**Exercise brief:** Pictures do not belong in your copy. Repeat all the other data exactly.

**Source material:**
********
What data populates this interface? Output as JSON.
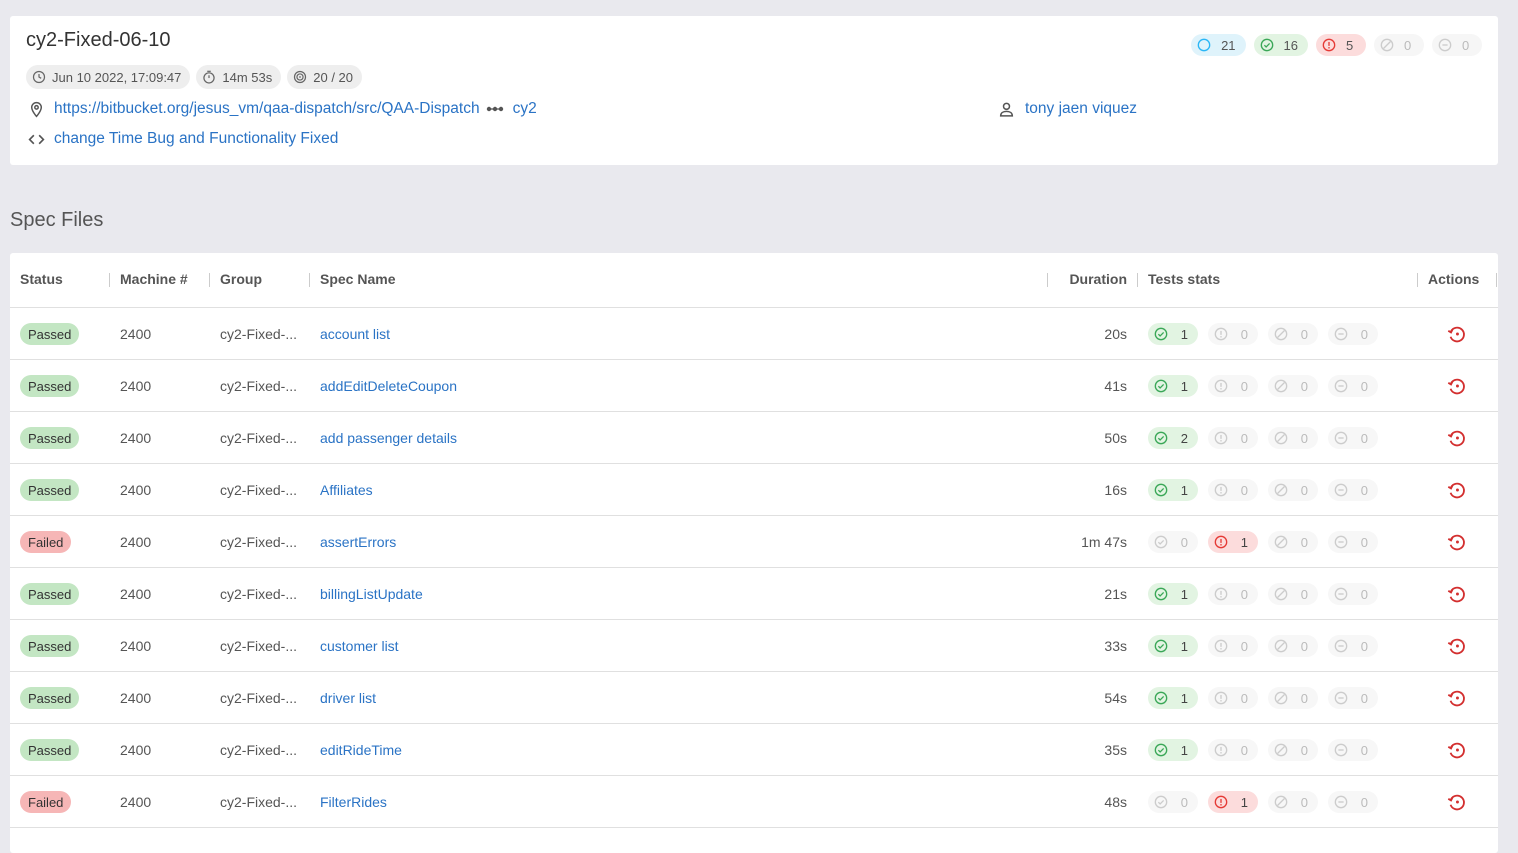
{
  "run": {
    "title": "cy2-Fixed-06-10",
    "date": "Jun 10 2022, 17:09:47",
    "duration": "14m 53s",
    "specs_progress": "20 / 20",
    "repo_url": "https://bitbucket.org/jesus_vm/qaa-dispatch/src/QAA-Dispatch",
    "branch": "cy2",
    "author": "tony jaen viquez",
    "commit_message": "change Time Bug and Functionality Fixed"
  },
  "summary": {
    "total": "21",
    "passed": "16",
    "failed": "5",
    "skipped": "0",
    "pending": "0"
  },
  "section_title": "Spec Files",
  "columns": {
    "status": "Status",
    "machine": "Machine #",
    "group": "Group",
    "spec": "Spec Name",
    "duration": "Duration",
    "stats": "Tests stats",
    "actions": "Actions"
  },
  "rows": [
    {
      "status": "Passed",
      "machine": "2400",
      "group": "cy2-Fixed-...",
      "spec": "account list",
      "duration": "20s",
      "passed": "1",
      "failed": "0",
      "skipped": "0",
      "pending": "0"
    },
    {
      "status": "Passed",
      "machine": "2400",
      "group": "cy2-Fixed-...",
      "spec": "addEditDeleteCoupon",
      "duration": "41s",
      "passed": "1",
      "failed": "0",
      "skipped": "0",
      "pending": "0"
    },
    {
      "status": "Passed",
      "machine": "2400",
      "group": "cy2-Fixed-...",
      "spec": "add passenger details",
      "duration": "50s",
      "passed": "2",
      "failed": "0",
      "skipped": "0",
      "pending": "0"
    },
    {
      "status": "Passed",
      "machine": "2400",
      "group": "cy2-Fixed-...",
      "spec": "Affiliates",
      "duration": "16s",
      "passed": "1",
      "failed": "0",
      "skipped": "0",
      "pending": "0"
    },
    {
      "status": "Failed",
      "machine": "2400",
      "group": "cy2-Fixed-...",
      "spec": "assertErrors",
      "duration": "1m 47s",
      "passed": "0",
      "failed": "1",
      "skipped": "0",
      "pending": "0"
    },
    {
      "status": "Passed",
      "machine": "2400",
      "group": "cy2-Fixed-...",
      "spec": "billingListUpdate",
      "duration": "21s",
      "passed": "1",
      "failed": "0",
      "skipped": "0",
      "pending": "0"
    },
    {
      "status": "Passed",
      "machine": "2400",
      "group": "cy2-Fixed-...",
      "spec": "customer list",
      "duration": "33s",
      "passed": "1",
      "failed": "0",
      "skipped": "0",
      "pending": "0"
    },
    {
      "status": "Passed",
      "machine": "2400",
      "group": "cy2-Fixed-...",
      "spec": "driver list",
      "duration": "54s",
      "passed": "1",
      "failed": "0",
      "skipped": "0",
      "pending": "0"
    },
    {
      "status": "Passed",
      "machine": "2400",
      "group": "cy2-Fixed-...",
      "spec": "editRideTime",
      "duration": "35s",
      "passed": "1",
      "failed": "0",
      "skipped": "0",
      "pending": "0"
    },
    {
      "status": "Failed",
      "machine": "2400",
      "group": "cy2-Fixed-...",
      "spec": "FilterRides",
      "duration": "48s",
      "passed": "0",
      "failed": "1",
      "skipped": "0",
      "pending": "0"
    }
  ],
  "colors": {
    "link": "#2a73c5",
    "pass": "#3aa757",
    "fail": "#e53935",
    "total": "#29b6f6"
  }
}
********
**Response to this task:**
What data populates this interface? Output as JSON.
{
  "run": {
    "title": "cy2-Fixed-06-10",
    "date": "Jun 10 2022, 17:09:47",
    "duration": "14m 53s",
    "specs_progress": "20 / 20",
    "repo_url": "https://bitbucket.org/jesus_vm/qaa-dispatch/src/QAA-Dispatch",
    "branch": "cy2",
    "author": "tony jaen viquez",
    "commit_message": "change Time Bug and Functionality Fixed"
  },
  "summary": {
    "total": "21",
    "passed": "16",
    "failed": "5",
    "skipped": "0",
    "pending": "0"
  },
  "section_title": "Spec Files",
  "columns": {
    "status": "Status",
    "machine": "Machine #",
    "group": "Group",
    "spec": "Spec Name",
    "duration": "Duration",
    "stats": "Tests stats",
    "actions": "Actions"
  },
  "rows": [
    {
      "status": "Passed",
      "machine": "2400",
      "group": "cy2-Fixed-...",
      "spec": "account list",
      "duration": "20s",
      "passed": "1",
      "failed": "0",
      "skipped": "0",
      "pending": "0"
    },
    {
      "status": "Passed",
      "machine": "2400",
      "group": "cy2-Fixed-...",
      "spec": "addEditDeleteCoupon",
      "duration": "41s",
      "passed": "1",
      "failed": "0",
      "skipped": "0",
      "pending": "0"
    },
    {
      "status": "Passed",
      "machine": "2400",
      "group": "cy2-Fixed-...",
      "spec": "add passenger details",
      "duration": "50s",
      "passed": "2",
      "failed": "0",
      "skipped": "0",
      "pending": "0"
    },
    {
      "status": "Passed",
      "machine": "2400",
      "group": "cy2-Fixed-...",
      "spec": "Affiliates",
      "duration": "16s",
      "passed": "1",
      "failed": "0",
      "skipped": "0",
      "pending": "0"
    },
    {
      "status": "Failed",
      "machine": "2400",
      "group": "cy2-Fixed-...",
      "spec": "assertErrors",
      "duration": "1m 47s",
      "passed": "0",
      "failed": "1",
      "skipped": "0",
      "pending": "0"
    },
    {
      "status": "Passed",
      "machine": "2400",
      "group": "cy2-Fixed-...",
      "spec": "billingListUpdate",
      "duration": "21s",
      "passed": "1",
      "failed": "0",
      "skipped": "0",
      "pending": "0"
    },
    {
      "status": "Passed",
      "machine": "2400",
      "group": "cy2-Fixed-...",
      "spec": "customer list",
      "duration": "33s",
      "passed": "1",
      "failed": "0",
      "skipped": "0",
      "pending": "0"
    },
    {
      "status": "Passed",
      "machine": "2400",
      "group": "cy2-Fixed-...",
      "spec": "driver list",
      "duration": "54s",
      "passed": "1",
      "failed": "0",
      "skipped": "0",
      "pending": "0"
    },
    {
      "status": "Passed",
      "machine": "2400",
      "group": "cy2-Fixed-...",
      "spec": "editRideTime",
      "duration": "35s",
      "passed": "1",
      "failed": "0",
      "skipped": "0",
      "pending": "0"
    },
    {
      "status": "Failed",
      "machine": "2400",
      "group": "cy2-Fixed-...",
      "spec": "FilterRides",
      "duration": "48s",
      "passed": "0",
      "failed": "1",
      "skipped": "0",
      "pending": "0"
    }
  ],
  "colors": {
    "link": "#2a73c5",
    "pass": "#3aa757",
    "fail": "#e53935",
    "total": "#29b6f6"
  }
}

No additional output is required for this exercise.